All records should be reproduced verbatim.

----------------

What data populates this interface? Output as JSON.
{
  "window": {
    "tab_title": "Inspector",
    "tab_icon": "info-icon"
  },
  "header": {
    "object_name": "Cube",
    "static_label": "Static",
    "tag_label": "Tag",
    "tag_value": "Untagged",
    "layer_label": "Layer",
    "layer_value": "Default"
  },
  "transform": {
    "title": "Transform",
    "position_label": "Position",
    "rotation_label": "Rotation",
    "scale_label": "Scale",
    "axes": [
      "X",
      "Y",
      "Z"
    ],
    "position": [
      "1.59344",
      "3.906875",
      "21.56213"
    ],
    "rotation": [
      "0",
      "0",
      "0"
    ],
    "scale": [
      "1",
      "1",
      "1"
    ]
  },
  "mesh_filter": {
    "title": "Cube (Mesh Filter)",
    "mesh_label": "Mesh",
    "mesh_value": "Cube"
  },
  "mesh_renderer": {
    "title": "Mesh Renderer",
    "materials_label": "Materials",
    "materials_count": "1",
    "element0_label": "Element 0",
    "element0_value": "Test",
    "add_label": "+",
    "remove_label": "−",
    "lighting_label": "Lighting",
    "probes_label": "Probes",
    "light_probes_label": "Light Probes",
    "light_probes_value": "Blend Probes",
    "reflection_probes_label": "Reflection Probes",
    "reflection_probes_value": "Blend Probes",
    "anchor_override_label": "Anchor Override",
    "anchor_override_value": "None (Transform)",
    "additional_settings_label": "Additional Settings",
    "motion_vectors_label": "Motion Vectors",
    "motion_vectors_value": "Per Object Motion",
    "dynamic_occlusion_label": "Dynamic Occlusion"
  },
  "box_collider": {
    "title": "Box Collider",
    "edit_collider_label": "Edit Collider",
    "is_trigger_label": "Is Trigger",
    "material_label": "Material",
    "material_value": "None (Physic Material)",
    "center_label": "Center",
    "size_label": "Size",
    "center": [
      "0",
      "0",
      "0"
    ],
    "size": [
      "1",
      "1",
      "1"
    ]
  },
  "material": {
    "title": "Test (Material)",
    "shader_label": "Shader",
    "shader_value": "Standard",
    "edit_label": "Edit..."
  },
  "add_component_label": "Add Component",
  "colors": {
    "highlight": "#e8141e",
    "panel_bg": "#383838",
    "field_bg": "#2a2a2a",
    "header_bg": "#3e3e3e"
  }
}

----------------

* Written reply
What data populates this interface? Output as JSON.
{
  "window": {
    "tab_title": "Inspector",
    "tab_icon": "info-icon"
  },
  "header": {
    "object_name": "Cube",
    "static_label": "Static",
    "tag_label": "Tag",
    "tag_value": "Untagged",
    "layer_label": "Layer",
    "layer_value": "Default"
  },
  "transform": {
    "title": "Transform",
    "position_label": "Position",
    "rotation_label": "Rotation",
    "scale_label": "Scale",
    "axes": [
      "X",
      "Y",
      "Z"
    ],
    "position": [
      "1.59344",
      "3.906875",
      "21.56213"
    ],
    "rotation": [
      "0",
      "0",
      "0"
    ],
    "scale": [
      "1",
      "1",
      "1"
    ]
  },
  "mesh_filter": {
    "title": "Cube (Mesh Filter)",
    "mesh_label": "Mesh",
    "mesh_value": "Cube"
  },
  "mesh_renderer": {
    "title": "Mesh Renderer",
    "materials_label": "Materials",
    "materials_count": "1",
    "element0_label": "Element 0",
    "element0_value": "Test",
    "add_label": "+",
    "remove_label": "−",
    "lighting_label": "Lighting",
    "probes_label": "Probes",
    "light_probes_label": "Light Probes",
    "light_probes_value": "Blend Probes",
    "reflection_probes_label": "Reflection Probes",
    "reflection_probes_value": "Blend Probes",
    "anchor_override_label": "Anchor Override",
    "anchor_override_value": "None (Transform)",
    "additional_settings_label": "Additional Settings",
    "motion_vectors_label": "Motion Vectors",
    "motion_vectors_value": "Per Object Motion",
    "dynamic_occlusion_label": "Dynamic Occlusion"
  },
  "box_collider": {
    "title": "Box Collider",
    "edit_collider_label": "Edit Collider",
    "is_trigger_label": "Is Trigger",
    "material_label": "Material",
    "material_value": "None (Physic Material)",
    "center_label": "Center",
    "size_label": "Size",
    "center": [
      "0",
      "0",
      "0"
    ],
    "size": [
      "1",
      "1",
      "1"
    ]
  },
  "material": {
    "title": "Test (Material)",
    "shader_label": "Shader",
    "shader_value": "Standard",
    "edit_label": "Edit..."
  },
  "add_component_label": "Add Component",
  "colors": {
    "highlight": "#e8141e",
    "panel_bg": "#383838",
    "field_bg": "#2a2a2a",
    "header_bg": "#3e3e3e"
  }
}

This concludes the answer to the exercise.